Important update: At about 4:15 p.m. on Monday, March 10, the House HHS committee informed the public that HF2678 and HF2599 would be removed from tomorrow’s agenda (for now). It was implied that the Department of Human Services (run by the governor) told the chair that it would too hard to program the computers to undo these cuts. We are supposed to have 3 branches of government, right? Anyhow, stay tuned.
Two of our bills will be heard on Tuesday, March 11. Please come and show support!

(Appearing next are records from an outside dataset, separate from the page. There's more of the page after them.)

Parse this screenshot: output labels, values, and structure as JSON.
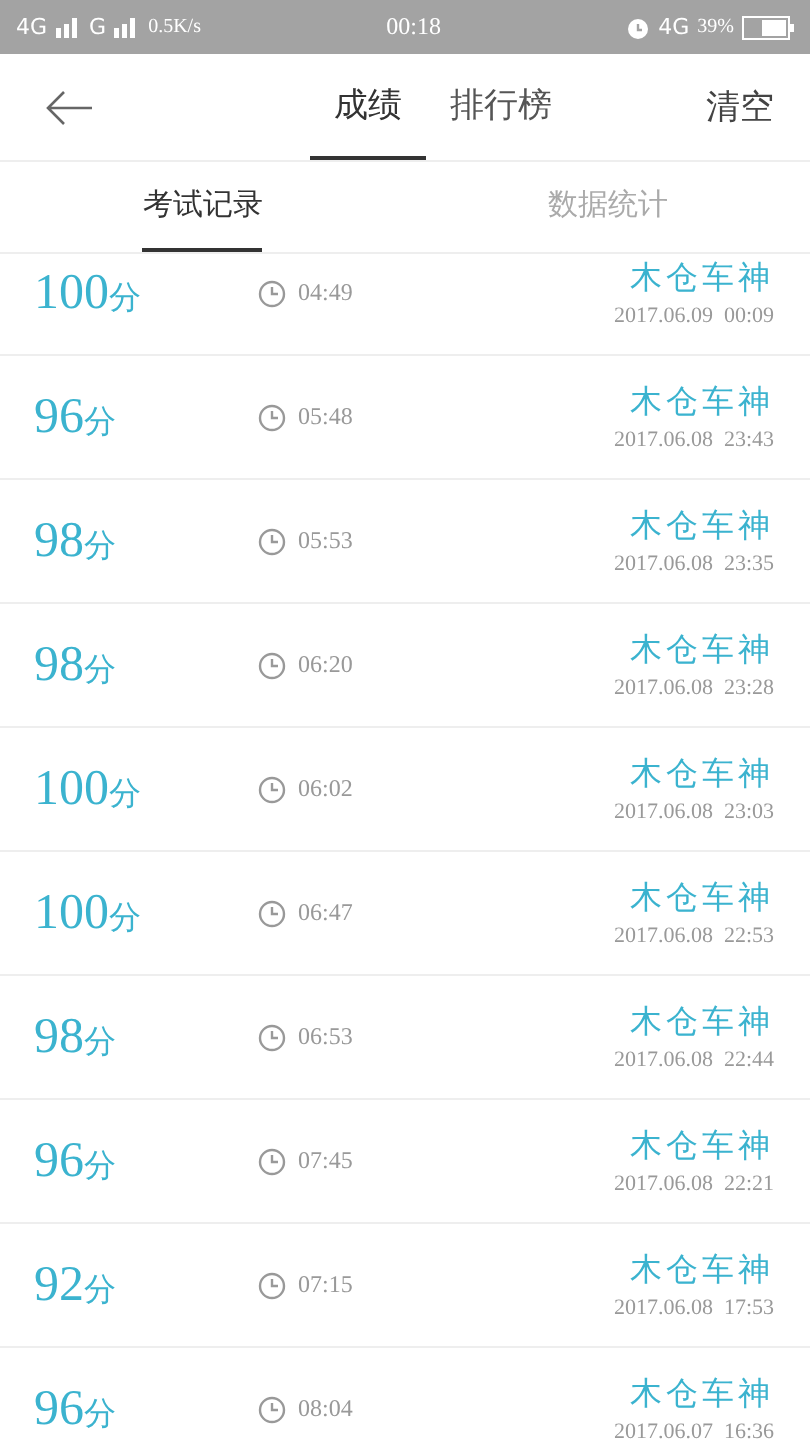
{
  "status_bar": {
    "left": [
      "4G",
      "G"
    ],
    "speed": "0.5K/s",
    "time": "00:18",
    "network": "4G",
    "battery": "39%"
  },
  "header": {
    "tabs": [
      {
        "label": "成绩",
        "selected": true
      },
      {
        "label": "排行榜",
        "selected": false
      }
    ],
    "action": "清空"
  },
  "sub_tabs": [
    {
      "label": "考试记录",
      "selected": true
    },
    {
      "label": "数据统计",
      "selected": false
    }
  ],
  "records": [
    {
      "score": "100",
      "unit": "分",
      "duration": "04:49",
      "name": "木仓车神",
      "date": "2017.06.09  00:09"
    },
    {
      "score": "96",
      "unit": "分",
      "duration": "05:48",
      "name": "木仓车神",
      "date": "2017.06.08  23:43"
    },
    {
      "score": "98",
      "unit": "分",
      "duration": "05:53",
      "name": "木仓车神",
      "date": "2017.06.08  23:35"
    },
    {
      "score": "98",
      "unit": "分",
      "duration": "06:20",
      "name": "木仓车神",
      "date": "2017.06.08  23:28"
    },
    {
      "score": "100",
      "unit": "分",
      "duration": "06:02",
      "name": "木仓车神",
      "date": "2017.06.08  23:03"
    },
    {
      "score": "100",
      "unit": "分",
      "duration": "06:47",
      "name": "木仓车神",
      "date": "2017.06.08  22:53"
    },
    {
      "score": "98",
      "unit": "分",
      "duration": "06:53",
      "name": "木仓车神",
      "date": "2017.06.08  22:44"
    },
    {
      "score": "96",
      "unit": "分",
      "duration": "07:45",
      "name": "木仓车神",
      "date": "2017.06.08  22:21"
    },
    {
      "score": "92",
      "unit": "分",
      "duration": "07:15",
      "name": "木仓车神",
      "date": "2017.06.08  17:53"
    },
    {
      "score": "96",
      "unit": "分",
      "duration": "08:04",
      "name": "木仓车神",
      "date": "2017.06.07  16:36"
    }
  ]
}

On Tuesday, March 11, 2014, 10:00 a.m., in 200-SOB, the House Health and Human Services Finance Committee will take testimony on two bills to benefit poor families: HF2678 and HF2599. These bills both move up the implementation dates of victories from last year. They put money in the pockets of poor families in the form of small increases to the cash MFIP grants. These small increases would be the first since 1986 – 28 years ago.
HF2678 deals with the repeal of the so-called “family cap.” This law was repealed last year, but unfortunately with an implementation date of January 1, 2015. The family cap, passed under the Pawlenty administration, made it so the families’ cash welfare grant did not go up when a baby was born into the family. The cash grant goes up very little with the addition of a child (a family of 3 gets $532 in cash; a family of 4 gets $619, an extra $87). When it passed into law, it did so by catering to nasty myths and stereotypes about families on MFIP. We feel that this law serves to punish babies for being born, and it’s repeal is long, long overdue.

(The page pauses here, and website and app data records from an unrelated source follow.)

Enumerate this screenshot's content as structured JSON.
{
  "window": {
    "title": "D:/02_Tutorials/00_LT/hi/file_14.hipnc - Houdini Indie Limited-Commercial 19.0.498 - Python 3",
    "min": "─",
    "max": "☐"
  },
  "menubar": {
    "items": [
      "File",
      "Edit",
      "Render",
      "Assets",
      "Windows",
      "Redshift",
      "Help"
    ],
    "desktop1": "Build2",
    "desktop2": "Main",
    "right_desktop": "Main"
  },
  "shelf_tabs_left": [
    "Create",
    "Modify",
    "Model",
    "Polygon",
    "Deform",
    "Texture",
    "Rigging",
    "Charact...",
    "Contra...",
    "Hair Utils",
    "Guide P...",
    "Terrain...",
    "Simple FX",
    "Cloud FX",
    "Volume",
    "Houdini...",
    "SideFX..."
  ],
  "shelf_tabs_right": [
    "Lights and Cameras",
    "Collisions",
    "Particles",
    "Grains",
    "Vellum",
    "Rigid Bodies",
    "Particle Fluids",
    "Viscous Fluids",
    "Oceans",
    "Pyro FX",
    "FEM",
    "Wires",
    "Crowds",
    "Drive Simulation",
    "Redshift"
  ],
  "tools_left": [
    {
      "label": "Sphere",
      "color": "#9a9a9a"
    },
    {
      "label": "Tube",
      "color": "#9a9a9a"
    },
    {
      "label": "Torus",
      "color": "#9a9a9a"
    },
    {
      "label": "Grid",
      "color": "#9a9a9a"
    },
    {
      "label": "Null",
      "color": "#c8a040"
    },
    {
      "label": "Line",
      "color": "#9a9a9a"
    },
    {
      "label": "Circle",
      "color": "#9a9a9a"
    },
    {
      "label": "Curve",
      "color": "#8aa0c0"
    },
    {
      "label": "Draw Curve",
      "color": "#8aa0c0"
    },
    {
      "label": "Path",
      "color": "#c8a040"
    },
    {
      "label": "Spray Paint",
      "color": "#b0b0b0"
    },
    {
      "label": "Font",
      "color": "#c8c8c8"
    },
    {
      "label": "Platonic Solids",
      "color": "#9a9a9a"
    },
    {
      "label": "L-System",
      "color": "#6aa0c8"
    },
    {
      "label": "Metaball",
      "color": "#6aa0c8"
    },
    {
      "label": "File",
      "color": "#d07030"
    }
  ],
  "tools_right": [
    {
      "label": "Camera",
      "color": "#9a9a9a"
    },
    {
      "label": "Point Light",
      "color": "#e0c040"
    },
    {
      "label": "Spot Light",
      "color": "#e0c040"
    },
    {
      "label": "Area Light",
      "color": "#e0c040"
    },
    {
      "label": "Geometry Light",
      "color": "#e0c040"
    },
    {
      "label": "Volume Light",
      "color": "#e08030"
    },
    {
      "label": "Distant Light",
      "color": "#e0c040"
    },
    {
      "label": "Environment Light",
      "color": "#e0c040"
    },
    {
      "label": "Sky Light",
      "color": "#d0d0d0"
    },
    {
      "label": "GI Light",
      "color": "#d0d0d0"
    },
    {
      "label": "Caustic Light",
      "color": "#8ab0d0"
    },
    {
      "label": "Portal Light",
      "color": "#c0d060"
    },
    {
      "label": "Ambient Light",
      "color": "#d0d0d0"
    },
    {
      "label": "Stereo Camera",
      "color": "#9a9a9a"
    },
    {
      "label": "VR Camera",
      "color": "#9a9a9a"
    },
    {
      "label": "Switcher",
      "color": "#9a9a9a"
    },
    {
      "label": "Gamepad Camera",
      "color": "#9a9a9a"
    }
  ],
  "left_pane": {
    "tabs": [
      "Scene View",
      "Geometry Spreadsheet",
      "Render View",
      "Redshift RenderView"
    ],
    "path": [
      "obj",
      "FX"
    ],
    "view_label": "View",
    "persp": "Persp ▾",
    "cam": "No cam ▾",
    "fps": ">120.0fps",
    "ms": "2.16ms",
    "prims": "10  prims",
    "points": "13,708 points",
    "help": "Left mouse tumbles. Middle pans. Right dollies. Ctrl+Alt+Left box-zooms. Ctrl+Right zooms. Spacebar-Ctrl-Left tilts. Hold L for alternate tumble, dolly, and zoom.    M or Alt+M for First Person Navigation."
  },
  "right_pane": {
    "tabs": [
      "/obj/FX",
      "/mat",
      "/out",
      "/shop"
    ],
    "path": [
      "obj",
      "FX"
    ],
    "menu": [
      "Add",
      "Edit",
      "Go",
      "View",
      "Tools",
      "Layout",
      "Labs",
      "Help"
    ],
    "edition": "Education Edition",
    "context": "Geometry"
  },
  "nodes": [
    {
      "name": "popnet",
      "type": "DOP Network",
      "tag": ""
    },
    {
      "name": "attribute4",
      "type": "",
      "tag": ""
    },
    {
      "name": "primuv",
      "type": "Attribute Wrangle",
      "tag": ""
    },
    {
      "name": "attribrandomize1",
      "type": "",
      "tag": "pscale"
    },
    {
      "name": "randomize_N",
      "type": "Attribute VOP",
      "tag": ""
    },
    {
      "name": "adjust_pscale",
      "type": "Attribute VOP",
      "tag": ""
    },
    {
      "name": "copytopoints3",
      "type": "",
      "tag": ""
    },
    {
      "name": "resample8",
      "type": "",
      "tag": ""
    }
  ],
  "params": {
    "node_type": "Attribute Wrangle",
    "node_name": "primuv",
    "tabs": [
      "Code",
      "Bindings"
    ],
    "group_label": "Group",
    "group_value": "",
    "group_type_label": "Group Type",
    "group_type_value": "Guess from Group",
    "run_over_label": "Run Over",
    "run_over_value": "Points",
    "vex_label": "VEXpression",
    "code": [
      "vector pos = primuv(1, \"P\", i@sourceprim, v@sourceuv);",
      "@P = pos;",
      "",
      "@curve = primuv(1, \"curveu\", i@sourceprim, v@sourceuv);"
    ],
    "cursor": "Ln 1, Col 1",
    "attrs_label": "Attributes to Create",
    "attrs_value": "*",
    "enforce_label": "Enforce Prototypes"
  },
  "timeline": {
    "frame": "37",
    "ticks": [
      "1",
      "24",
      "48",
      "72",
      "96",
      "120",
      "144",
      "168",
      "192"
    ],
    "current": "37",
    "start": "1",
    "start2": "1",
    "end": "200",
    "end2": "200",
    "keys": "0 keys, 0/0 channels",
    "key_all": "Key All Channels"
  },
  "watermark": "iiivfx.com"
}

HF2599 moves up the implementation date last year’s housing allowance victory from October 2015, to July of this year. We were very disappointed last year when, after 27 years without an increase to the welfare grants, that were told to wait until October 2015. 27 years was too long to wait, and 29 years is unacceptable. While the housing allowance will only affect about two-thirds of the families on MFIP, it will go some way to decreasing families’ suffering.
Welfare (MFIP) cash grants for the poorest families have not been increased since 1986 – 28 years ago. The cost of living has doubled since 1986. The monthly cash grant for a family of two is $437 per month – not enough to pay rent for legal housing in most towns (much less other needs). Because the current welfare grant levels, 70,000 MN children live in Extreme Poverty – over 60% below the poverty level. This extreme poverty has a devastating effect on children, who are the majority of MFIP recipients.
We applaud Reps. Fritz, Loeffler, Liebling and others for sponsoring these bills this year. After seeing the Governor’s budget proposal, we think it is critical that legislators of conscience stand firm and help the poorest of the poor this year.